Yes, for the second time in my life. First time it was still in my university years. In those times if you had internet access at home, you were priveleged. Companies were paying quite a lot of money to get a slow 28K dial-up connection, and internet providers were charging per minute, not by gigabyte. I set up access to the university internet connection via modem in our lab – I was running FIDO net node on the same machine. One guy (I later on found him) noticed that there’s a PPP connection attempt before FIDO mail software kicks in and successfully brute forced the password. I should admit that I didn’t bother that much when I was setting the password – it was not the default one, but pretty close. It was quite easy to spot the attack – phone line was busy all the time. What the attacker didn’t know is that the modem I used was a sophisticated US Robotics Sportster model with CallerID detection, so it was rather easy to trace the attacker.
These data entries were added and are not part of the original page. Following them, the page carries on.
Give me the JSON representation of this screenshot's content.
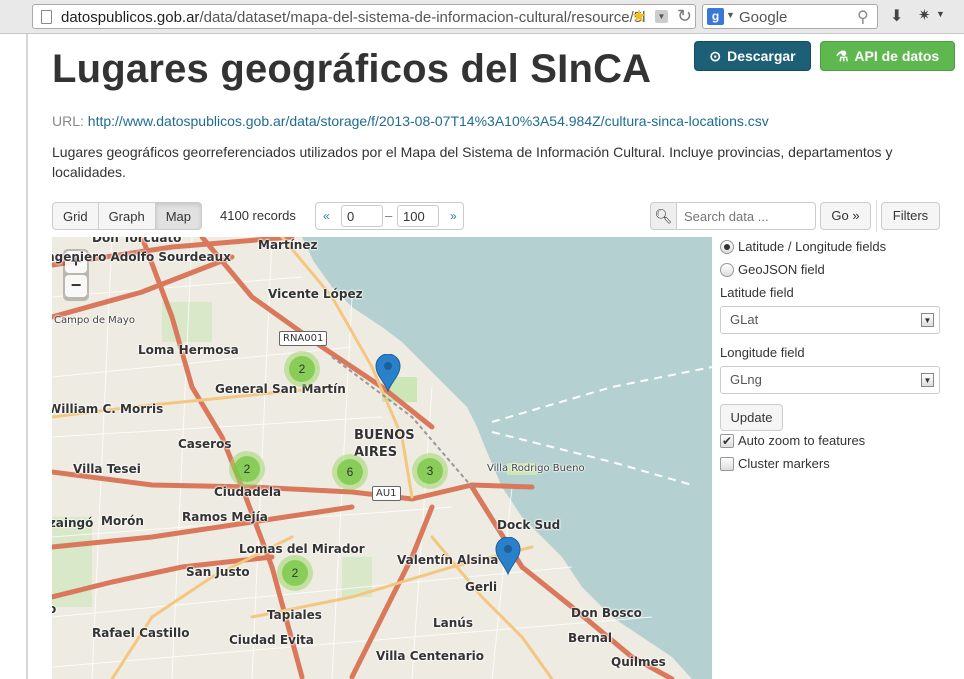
{
  "browser": {
    "url_domain": "datospublicos.gob.ar",
    "url_path": "/data/dataset/mapa-del-sistema-de-informacion-cultural/resource/5l",
    "search_engine": "Google",
    "search_placeholder": "Google"
  },
  "page": {
    "title": "Lugares geográficos del SInCA",
    "download_label": "Descargar",
    "api_label": "API de datos",
    "url_prefix": "URL:",
    "resource_url": "http://www.datospublicos.gob.ar/data/storage/f/2013-08-07T14%3A10%3A54.984Z/cultura-sinca-locations.csv",
    "description": "Lugares geográficos georreferenciados utilizados por el Mapa del Sistema de Información Cultural. Incluye provincias, departamentos y localidades."
  },
  "toolbar": {
    "views": [
      {
        "label": "Grid",
        "active": false
      },
      {
        "label": "Graph",
        "active": false
      },
      {
        "label": "Map",
        "active": true
      }
    ],
    "records": "4100 records",
    "pager_prev": "«",
    "pager_from": "0",
    "pager_dash": "–",
    "pager_to": "100",
    "pager_next": "»",
    "search_placeholder": "Search data ...",
    "go_label": "Go »",
    "filters_label": "Filters"
  },
  "map": {
    "zoom_in": "+",
    "zoom_out": "−",
    "labels": {
      "don_torcuato": "Don Torcuato",
      "martinez": "Martínez",
      "adolfo_sourdeaux": "ingeniero Adolfo Sourdeaux",
      "vicente_lopez": "Vicente López",
      "campo_de_mayo": "Campo de Mayo",
      "rna001": "RNA001",
      "loma_hermosa": "Loma Hermosa",
      "general_san_martin": "General San Martín",
      "william_morris": "William C. Morris",
      "buenos_aires": "BUENOS\nAIRES",
      "caseros": "Caseros",
      "villa_tesei": "Villa Tesei",
      "villa_rodrigo_bueno": "Villa Rodrigo Bueno",
      "ciudadela": "Ciudadela",
      "au1": "AU1",
      "ituzaingo": "Ituzaingó",
      "moron": "Morón",
      "ramos_mejia": "Ramos Mejía",
      "dock_sud": "Dock Sud",
      "lomas_del_mirador": "Lomas del Mirador",
      "valentin_alsina": "Valentín Alsina",
      "san_justo": "San Justo",
      "gerli": "Gerli",
      "tapiales": "Tapiales",
      "don_bosco": "Don Bosco",
      "rafael_castillo": "Rafael Castillo",
      "lanus": "Lanús",
      "ciudad_evita": "Ciudad Evita",
      "bernal": "Bernal",
      "villa_centenario": "Villa Centenario",
      "quilmes": "Quilmes",
      "edge_o": "o"
    },
    "clusters": [
      "2",
      "2",
      "6",
      "3",
      "2"
    ]
  },
  "panel": {
    "option_latlng": "Latitude / Longitude fields",
    "option_geojson": "GeoJSON field",
    "lat_label": "Latitude field",
    "lat_value": "GLat",
    "lng_label": "Longitude field",
    "lng_value": "GLng",
    "update_label": "Update",
    "auto_zoom_label": "Auto zoom to features",
    "auto_zoom_checked": true,
    "cluster_label": "Cluster markers",
    "cluster_checked": false
  },
  "colors": {
    "download_btn": "#1d5f76",
    "api_btn": "#5fb84f",
    "link": "#1f6c91",
    "water": "#b5d0d0",
    "marker": "#2a81cb"
  }
}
But that was more than 10 years ago. Now I noticed that something is wrong when I started recieving a lot of comment spam from this blog. Captcha plugin was doing an excellent job before, so I decided to check what’s going on. Somehow all plugins were disabled. Re-enabling them solved the problem with comment spam, but then Goolge started generating weird excerpts for ivankuznetsov.com search results. That’s when I started digging deeper and discovered that a hidden div with advertisments was inserted into WordPress PHP scripts.
Dreamhost support was kind enough to point me to the description of the attack that was used to break my blog. This particular problem, as well as some other security issues have been fixed in the latest Word Press release – 2.5.1. Lesson learned – update software on time and make backups.
If you are using WordPress older than 2.5.1 I would recommend you to upgrade ASAP.
Easter weekend didn’t start well – I decided to upgrade Joomla on one of my sites to version 1.5.1 from 1.0 and upgrade just totally ruined the entire site – content was lost, template wasn’t compatible with version 1.5.1. At first I thought that the reason is Dreamhost‘s automatic one-click upgrade that I used, but even after manual reinstall Joomla kept giving weird “Fatal error: Call to a member function name() on a non-object in helper.php on line 219” error in Control Panel, and legacy mode for old template didn’t work.
(To be fare I should say that Dreamhost provides excellent value for money. If you are looking for a good hosting – use IVANKUZNETSOV promocode and get a $50 discount when setting up an account on Dreamhost)
A thought of reinstalling all modules and reconfiguring Joomla from scratch was simply too depressive, so I decided to try another CMS. As a Ruby on Rails convert and a strong believer in open-source ideology I decided to go for Radiant – open-source CMS written in RoR. It is still in beta (latest release is 0.6.4), but it is surprisingly stable and powerful. Take a look at the footer of www.ruby-lang.org – official Ruby programming language web site – it is powered by Radiant 🙂
Installation of Radiant was rather easy – thanks to this guide and my prior experience with RoR applications deployment on Dreamhost. It took me a couple of hours to figure out how to actually create sites with Radiant – there are not that many tutorials available yet, so it is pretty much “make by example”. Split into pages, snippets and layouts makes a lot of sense onse you get your head around it.
From my experience Joomla is an overkill for most of the small sites, and despite being WYSIWYG, it still requires a professional or at least a tech savvy to configure it. After Radiant is set up and configured it is no more difficult to add content there than to edit a wiki page because of its Textile support. But it is so much simpler and easier to use than Joomla.
I managed to restore the ruined site in a day’s time – fetched most of the lost content from Google cache, converted Joomla template into Radiant’s layouts and recreated the pages (well, it was a small site after all). First time I dealt with Joomla – I spent several days trying to figure out where are the settings that I actually need in the endless menus.
Radiant is clearly following “less is better” principle. If you want to try Radiant – there’s a live demo where you can do whatever you want with the content.
Well, it all started with this blog post Installing LifeBlog 2.0 on N90 by Niko Nyman.
He’s reported that upgrade of Lifeblog application didn’t work on his N90.
I really liked this comment:
But what needs to be said is that this proves what blogs can do. I
post my problems online, I get an almost instant answer from the
relevant product manager of a multinational company. This would have
never happened have I gone through the pre-blogging channels of calling
the support etc.
Continue reading “The power of blogs”